It robs the poor in order to give to the rich - for which the Bible promises you will come to poverty - and what's even worse, it punishes the innocent in order to reward theft. This paper being foisted on the taxpayers has become crap because the underlying assets - mostly houses so far - have lost their value and can't be sold. Since nothing is being done to keep people from being thrown out of them, they're going to keep losing value, because one foreclosure promptly drops the price of all other houses around. People who are getting thrown out of their houses, or fearing that they will be, don't buy things, so businesses who can't sell anything will fire their workers, who in turn will fail to make their payments and will get thrown out of their homes.

Robbing these people so that rich thieves can keep their millions does nothing to stop this downward spiral. What would have worked is to protect the homeowners involved by forbidding foreclosures, seizing and liquidating irresponsible institutions and using their assets to defend common people from financial ruin. Such people would be much more likely to buy things, and that would actually help the real economy, even though there might be a crash in the yacht market.

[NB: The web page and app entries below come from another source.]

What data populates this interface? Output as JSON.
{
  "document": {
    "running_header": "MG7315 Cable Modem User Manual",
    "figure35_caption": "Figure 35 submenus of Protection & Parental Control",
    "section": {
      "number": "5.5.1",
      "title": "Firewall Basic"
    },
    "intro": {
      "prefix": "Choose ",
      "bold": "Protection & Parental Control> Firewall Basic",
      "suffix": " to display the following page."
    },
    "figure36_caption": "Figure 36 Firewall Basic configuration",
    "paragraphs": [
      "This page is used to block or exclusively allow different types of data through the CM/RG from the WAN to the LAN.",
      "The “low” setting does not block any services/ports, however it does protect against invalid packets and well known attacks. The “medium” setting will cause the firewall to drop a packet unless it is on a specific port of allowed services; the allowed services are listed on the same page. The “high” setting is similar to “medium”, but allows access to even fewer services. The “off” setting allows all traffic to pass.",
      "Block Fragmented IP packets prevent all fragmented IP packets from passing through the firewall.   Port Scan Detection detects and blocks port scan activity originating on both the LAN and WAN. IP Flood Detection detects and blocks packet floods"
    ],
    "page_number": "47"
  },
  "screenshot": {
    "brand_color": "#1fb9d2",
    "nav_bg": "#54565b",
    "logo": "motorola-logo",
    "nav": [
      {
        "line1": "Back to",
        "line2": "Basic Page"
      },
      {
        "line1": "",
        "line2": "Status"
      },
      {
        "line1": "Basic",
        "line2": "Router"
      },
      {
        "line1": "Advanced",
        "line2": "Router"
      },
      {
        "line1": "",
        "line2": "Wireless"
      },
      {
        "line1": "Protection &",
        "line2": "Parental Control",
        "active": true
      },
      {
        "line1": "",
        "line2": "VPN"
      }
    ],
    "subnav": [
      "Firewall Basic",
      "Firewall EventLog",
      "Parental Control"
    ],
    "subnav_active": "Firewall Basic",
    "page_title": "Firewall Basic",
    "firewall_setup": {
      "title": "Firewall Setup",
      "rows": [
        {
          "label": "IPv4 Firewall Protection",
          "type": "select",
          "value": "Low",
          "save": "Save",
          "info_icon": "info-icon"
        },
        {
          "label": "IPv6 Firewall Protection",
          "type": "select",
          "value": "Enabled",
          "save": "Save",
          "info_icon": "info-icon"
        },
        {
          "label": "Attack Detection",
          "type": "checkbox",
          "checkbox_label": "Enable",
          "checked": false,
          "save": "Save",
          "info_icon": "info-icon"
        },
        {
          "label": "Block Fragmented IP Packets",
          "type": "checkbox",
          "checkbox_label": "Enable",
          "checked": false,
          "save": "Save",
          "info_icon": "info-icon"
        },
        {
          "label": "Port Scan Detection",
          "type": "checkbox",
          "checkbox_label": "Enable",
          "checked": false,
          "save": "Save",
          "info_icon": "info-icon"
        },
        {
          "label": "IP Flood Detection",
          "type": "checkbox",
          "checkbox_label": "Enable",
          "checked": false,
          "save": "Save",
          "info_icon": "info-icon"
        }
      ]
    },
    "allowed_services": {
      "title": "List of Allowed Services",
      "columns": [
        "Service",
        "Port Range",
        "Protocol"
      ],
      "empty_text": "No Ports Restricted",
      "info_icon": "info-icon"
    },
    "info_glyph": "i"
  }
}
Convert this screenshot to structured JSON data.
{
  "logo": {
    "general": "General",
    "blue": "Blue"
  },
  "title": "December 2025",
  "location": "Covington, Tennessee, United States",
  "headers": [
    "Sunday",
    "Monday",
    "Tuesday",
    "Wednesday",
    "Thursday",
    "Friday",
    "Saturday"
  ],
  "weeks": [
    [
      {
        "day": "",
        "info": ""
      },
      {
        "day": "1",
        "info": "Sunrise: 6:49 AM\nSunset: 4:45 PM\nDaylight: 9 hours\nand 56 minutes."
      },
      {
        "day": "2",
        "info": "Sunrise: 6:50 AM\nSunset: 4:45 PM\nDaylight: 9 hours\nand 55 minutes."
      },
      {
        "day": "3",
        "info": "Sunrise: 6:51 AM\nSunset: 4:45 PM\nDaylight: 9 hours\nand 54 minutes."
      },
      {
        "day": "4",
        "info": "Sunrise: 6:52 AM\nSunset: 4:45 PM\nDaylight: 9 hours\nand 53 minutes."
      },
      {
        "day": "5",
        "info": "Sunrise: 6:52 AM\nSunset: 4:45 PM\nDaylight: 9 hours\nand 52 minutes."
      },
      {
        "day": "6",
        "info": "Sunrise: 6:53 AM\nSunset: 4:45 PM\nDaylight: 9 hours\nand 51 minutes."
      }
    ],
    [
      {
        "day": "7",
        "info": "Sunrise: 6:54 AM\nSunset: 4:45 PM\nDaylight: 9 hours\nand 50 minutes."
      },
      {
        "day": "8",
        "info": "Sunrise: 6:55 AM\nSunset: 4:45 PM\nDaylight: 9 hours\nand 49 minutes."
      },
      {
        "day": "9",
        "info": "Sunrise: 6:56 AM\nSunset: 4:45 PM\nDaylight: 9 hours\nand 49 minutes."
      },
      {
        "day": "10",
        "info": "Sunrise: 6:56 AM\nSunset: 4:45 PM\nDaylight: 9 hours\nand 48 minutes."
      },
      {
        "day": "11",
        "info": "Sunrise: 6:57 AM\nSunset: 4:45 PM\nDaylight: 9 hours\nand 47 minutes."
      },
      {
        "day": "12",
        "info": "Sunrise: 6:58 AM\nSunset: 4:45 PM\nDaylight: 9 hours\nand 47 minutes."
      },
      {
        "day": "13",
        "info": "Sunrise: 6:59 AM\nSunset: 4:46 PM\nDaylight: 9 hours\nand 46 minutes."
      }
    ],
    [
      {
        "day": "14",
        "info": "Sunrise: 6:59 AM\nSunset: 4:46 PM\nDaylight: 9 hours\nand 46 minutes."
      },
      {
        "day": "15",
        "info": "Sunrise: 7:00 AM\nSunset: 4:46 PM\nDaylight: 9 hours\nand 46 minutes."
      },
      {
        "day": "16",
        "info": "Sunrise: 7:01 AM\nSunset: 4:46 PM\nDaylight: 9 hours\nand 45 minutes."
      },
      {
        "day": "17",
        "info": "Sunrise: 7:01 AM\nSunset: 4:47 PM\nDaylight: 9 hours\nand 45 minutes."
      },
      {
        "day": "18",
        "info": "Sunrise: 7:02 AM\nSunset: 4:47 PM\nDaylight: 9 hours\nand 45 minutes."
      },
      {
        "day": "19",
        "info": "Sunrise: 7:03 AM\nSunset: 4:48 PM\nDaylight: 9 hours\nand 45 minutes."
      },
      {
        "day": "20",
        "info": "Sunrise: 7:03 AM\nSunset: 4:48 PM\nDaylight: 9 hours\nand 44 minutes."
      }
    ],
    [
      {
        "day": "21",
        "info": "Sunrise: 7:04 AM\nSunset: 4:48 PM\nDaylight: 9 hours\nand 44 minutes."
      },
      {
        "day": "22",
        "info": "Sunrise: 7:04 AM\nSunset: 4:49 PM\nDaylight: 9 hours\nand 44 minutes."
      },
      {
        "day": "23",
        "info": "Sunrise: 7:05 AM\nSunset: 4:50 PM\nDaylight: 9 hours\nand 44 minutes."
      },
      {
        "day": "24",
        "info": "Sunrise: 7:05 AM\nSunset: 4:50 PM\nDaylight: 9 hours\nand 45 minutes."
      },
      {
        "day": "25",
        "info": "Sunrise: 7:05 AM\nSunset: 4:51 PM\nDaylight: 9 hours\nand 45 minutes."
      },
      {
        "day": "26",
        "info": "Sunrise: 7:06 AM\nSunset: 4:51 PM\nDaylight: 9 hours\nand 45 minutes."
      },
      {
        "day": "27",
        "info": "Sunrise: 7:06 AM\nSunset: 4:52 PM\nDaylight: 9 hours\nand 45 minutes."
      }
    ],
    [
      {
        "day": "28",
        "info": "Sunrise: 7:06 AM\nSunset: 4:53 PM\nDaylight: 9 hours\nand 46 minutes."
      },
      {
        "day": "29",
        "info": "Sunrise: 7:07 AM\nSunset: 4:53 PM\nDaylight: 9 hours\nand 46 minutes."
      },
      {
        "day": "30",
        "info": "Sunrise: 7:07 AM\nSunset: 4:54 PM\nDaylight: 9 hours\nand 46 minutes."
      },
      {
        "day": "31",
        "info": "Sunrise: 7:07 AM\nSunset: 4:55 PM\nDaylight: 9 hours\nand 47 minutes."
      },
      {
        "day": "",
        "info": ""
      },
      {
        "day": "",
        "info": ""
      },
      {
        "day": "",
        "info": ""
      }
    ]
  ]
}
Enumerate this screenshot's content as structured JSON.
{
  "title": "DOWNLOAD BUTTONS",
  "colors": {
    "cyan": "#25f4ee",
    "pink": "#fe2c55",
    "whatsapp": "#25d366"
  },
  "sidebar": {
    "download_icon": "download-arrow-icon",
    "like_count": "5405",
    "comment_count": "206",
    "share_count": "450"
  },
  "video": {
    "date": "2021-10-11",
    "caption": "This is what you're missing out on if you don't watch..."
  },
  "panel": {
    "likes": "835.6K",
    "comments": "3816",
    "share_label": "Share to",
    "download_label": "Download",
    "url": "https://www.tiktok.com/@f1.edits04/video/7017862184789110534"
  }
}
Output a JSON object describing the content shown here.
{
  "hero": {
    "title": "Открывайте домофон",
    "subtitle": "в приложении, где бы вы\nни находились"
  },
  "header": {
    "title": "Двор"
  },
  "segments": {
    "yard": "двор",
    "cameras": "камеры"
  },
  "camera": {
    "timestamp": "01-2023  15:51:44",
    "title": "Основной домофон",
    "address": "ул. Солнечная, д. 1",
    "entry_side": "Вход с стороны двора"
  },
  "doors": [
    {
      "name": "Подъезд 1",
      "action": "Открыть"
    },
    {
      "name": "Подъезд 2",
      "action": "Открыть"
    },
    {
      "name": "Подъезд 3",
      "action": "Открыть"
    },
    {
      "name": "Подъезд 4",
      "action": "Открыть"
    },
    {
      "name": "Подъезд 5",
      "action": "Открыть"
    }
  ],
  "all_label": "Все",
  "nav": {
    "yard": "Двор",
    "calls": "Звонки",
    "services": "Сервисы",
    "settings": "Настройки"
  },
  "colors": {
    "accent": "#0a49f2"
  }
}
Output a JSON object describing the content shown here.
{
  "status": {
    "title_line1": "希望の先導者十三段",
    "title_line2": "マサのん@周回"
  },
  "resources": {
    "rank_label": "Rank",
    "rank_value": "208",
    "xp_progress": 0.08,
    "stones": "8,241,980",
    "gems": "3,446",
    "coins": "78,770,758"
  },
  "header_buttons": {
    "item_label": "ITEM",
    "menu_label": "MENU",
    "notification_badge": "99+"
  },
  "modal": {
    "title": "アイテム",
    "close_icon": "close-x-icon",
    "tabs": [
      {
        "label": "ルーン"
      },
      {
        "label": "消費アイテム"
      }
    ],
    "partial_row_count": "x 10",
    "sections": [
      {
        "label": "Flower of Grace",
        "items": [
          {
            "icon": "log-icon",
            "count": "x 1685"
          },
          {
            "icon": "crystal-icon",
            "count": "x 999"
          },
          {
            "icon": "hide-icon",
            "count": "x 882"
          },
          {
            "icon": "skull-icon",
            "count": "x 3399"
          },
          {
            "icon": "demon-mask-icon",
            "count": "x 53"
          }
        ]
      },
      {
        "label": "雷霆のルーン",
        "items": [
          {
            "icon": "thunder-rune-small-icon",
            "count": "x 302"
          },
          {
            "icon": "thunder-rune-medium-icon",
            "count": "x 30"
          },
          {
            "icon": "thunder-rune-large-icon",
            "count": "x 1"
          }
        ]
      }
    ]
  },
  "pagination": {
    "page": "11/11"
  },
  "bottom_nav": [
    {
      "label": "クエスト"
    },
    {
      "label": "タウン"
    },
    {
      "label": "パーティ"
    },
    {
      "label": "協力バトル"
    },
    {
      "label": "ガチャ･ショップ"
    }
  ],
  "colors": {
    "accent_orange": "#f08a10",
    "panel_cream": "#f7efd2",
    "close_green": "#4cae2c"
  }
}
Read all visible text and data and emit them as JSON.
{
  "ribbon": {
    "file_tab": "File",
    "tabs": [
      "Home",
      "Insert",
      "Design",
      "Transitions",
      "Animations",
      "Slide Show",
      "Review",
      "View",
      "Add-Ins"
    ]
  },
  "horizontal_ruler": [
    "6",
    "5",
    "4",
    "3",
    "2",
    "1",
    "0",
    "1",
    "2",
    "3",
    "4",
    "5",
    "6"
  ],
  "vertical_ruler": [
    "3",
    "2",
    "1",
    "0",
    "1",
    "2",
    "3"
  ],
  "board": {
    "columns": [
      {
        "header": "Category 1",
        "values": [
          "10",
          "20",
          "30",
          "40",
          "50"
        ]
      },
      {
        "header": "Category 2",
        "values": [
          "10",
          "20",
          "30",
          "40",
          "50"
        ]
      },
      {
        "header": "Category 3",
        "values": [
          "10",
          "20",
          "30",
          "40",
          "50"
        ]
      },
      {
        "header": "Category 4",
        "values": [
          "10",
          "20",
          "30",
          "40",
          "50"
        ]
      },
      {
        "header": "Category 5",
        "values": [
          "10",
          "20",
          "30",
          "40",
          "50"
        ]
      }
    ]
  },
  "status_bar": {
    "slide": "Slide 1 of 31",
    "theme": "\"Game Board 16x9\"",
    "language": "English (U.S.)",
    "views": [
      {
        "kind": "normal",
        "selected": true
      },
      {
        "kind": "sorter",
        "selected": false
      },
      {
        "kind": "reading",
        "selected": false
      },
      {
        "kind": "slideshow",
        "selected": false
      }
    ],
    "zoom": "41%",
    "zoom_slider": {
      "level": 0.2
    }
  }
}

It should be obvious that this bailout, which even if it were sound in principle is grossly underfunded for its stated purpose, is a calamity. By further wrecking the real economy, it will do to us as the Smoot-Hawley Tariff did in 1930. This turd got through the House of Representatives because Barack Obama pressed the Democrats hard to vote for it. He deserves to become President to reap the storm whose seeds he sowed last week.

Here's why ridiculous mortgages were written in the first place. The people lending the money knew it didn't matter whether they'd get paid back, because they'd have the loan sold and out of their lives in less than a month. The kickback to us who got these at the time was being able to get mortgages we weren't qualified for at lower rates than made any sense in view of the risk that somebody somewhere was going to eat, so we all liked it at the time. It was easy to overlook the really grand thefts of our lenders, because, as the proverb says, "A bribe blinds the heart."

"He that covers his sins shall not prosper, but he who confesses and forsakes them will find mercy." This is a good time for all of us to consider our ways, because if not, those ways will bite us some more in the coming days as we continue in them.

To lend money recklessly because you don't have to worry about getting paid, passing the risk off on someone else by lying about it, is simply theft. To make the taxpayers buy that crap is to do more of that same theft that made the problem happen in the first place. Banks and speculators around the world stuck with this trash because they aren't qualified to be bailed out can now sell it to those that are, who will then cash it in at Uncle Sam's Bank of Sugar Daddies and Suckers, draining even more money from the real economy. Massive government borrowing to finance this nonsense will dry up credit for all other entities, thus actually worsening the credit crunch in the end.

The scripture is true: "He who robs the poor, and he who gives to the rich, both alike will come to poverty."